"The only two guys that have options are Steve Delabar and Aaron Loup, and they were such a huge part of our bullpen that I'd be extremely surprised to ever see a change with those guys. You still have to go out and perform. It's a great problem to have; I'd much rather be in that position than say we have three or four guys and we're looking to add someone in Spring Training."
Blue Jays likely turning to rookie Goins at second
DUNEDIN, Fla. -- Blue Jays general manager Alex Anthopoulos is still exploring the possibility of making an upgrade at second base, but it appears as though the club is prepared to move forward with rookie Ryan Goins.
Goins entered camp earlier this week as the likely favorite to secure regular playing time at the position, but he will receive some competition from utility man Maicer Izturis.
There had been some talk earlier in the offseason that the Blue Jays would look to acquire another infielder, and while discussions continue to take place, it appears that's unlikely to happen before the 2014 campaign officially gets underway.
"A day ago, I was talking to a club about some trades," Anthopoulos admitted. "Right now through free agency, I'd say no. I would think it's unlikely that we add someone there, but I would say that we'll still continue to have some dialogue trade wise, see if we can bring someone else in. Our target has been more a younger guy that has upside that has a chance to be a long-term piece."
There are some serious question marks about whether Goins will be able to hit enough to justify a full-time job. That will need to be his biggest area of improvement and is one of the main reasons he volunteered to spend some time this offseason working with hitting coach Kevin Seitzer.
Goins got his Major League career off to a hot start last August, but his bat eventually cooled off and he ended the year hitting .252 with a .609 OPS in 34 games. The 26-year-old is a career .273 hitter with a .706 OPS over the course of five seasons in the Blue Jays' Minor League system.
The skepticism about his bat will continue to linger until Goins proves otherwise, but the one thing the club doesn't have any concerns about is his glove.

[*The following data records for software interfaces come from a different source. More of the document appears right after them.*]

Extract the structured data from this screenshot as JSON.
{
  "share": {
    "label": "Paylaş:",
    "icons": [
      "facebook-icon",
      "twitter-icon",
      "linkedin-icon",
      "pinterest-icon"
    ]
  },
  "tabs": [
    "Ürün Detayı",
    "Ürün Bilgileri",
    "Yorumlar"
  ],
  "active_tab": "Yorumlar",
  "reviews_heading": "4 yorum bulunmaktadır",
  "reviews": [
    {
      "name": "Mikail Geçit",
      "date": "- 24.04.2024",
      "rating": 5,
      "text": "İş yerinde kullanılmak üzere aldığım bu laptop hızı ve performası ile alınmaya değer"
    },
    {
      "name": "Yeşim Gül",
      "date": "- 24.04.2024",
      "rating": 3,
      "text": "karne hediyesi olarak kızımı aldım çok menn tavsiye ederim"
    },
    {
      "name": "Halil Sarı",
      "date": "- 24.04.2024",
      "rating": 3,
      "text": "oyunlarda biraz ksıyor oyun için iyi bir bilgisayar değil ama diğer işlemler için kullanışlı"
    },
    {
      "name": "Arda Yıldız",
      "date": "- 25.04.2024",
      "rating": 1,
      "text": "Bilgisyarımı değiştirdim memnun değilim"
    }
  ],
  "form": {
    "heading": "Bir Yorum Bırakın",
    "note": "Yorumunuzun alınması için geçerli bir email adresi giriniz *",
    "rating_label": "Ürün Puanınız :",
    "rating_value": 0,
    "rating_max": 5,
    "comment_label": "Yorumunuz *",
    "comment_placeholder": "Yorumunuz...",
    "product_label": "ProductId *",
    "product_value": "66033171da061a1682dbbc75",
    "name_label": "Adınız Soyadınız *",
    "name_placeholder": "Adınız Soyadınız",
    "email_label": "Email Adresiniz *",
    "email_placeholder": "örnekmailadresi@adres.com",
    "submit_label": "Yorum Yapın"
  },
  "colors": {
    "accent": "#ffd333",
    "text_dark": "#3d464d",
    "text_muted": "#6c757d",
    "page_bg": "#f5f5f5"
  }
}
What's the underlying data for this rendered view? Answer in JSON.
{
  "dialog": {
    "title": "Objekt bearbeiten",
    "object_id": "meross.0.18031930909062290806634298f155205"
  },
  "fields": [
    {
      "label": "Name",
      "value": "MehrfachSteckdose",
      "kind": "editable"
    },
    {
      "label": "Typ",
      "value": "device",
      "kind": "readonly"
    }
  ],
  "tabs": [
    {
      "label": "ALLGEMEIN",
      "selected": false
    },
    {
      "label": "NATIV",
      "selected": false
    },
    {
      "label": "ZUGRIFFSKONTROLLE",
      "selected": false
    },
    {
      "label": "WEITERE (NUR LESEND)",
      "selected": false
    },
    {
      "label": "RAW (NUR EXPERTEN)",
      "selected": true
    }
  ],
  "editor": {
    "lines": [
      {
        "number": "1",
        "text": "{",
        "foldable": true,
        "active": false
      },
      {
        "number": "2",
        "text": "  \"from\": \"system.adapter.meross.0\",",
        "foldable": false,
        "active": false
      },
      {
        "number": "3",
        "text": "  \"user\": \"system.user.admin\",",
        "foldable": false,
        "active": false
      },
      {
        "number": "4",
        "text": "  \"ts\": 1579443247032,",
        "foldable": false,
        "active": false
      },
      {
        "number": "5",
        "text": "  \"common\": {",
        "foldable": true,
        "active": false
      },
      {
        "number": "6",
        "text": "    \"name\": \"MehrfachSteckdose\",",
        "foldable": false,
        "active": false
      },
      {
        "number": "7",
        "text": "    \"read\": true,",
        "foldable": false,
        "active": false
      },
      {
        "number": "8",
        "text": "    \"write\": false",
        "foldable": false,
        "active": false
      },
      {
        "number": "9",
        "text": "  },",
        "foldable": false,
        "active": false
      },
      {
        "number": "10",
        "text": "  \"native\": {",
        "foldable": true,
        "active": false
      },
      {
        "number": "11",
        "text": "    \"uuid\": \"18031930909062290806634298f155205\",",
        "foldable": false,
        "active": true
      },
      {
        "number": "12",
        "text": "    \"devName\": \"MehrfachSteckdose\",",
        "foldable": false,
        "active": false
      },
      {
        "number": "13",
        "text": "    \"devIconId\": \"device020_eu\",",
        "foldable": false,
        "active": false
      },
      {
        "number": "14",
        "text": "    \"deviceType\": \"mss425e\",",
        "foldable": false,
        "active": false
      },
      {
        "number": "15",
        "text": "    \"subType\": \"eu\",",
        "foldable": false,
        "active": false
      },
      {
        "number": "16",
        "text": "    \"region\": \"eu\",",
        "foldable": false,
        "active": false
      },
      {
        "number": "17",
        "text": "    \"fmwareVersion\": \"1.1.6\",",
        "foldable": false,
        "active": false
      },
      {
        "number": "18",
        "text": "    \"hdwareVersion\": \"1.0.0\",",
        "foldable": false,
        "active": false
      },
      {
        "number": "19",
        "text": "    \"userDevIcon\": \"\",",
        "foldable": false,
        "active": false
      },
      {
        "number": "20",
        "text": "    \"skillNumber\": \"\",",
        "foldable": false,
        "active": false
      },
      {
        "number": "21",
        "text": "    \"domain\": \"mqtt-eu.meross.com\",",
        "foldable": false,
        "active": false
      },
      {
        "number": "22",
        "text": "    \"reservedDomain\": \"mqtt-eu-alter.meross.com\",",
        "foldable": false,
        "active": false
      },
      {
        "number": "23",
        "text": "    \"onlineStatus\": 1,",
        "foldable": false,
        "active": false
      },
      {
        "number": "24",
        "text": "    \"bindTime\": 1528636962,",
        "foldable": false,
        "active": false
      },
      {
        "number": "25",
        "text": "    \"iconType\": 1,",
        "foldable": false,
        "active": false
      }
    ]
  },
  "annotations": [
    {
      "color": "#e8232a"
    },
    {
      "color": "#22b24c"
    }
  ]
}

"I love the defense," Anthopoulos said. "He's as good defensively, I believe, as we've had here since Orlando Hudson was here. I think he's that good a defender. Defensively, he's Gold Glove caliber. The question will be the bat.
"Obviously, we've got some competition for him, and if he does make this team we view him right now as the nine-hole hitter. I think with Ryan, because the defense is so good, it allows him to not have to hit as much because he can help us on the other side of the ball to such a great extent. I love what he brings from a defensive standpoint."
• Blue Jays pitchers will throw live batting practice for the first time this spring on Friday morning. To date, the pitching staff has only been throwing side sessions, but that will change with the arrival of all position players for the first full-team workout day.
• Toronto will hold an intrasquad game on Tuesday afternoon. It's expected to be a short four- or five-inning game, with some of the club's younger pitchers expected to get the bulk of the workload. The Blue Jays play their first Grapefruit League game the following day with a visit to the Phillies' complex in nearby Clearwater.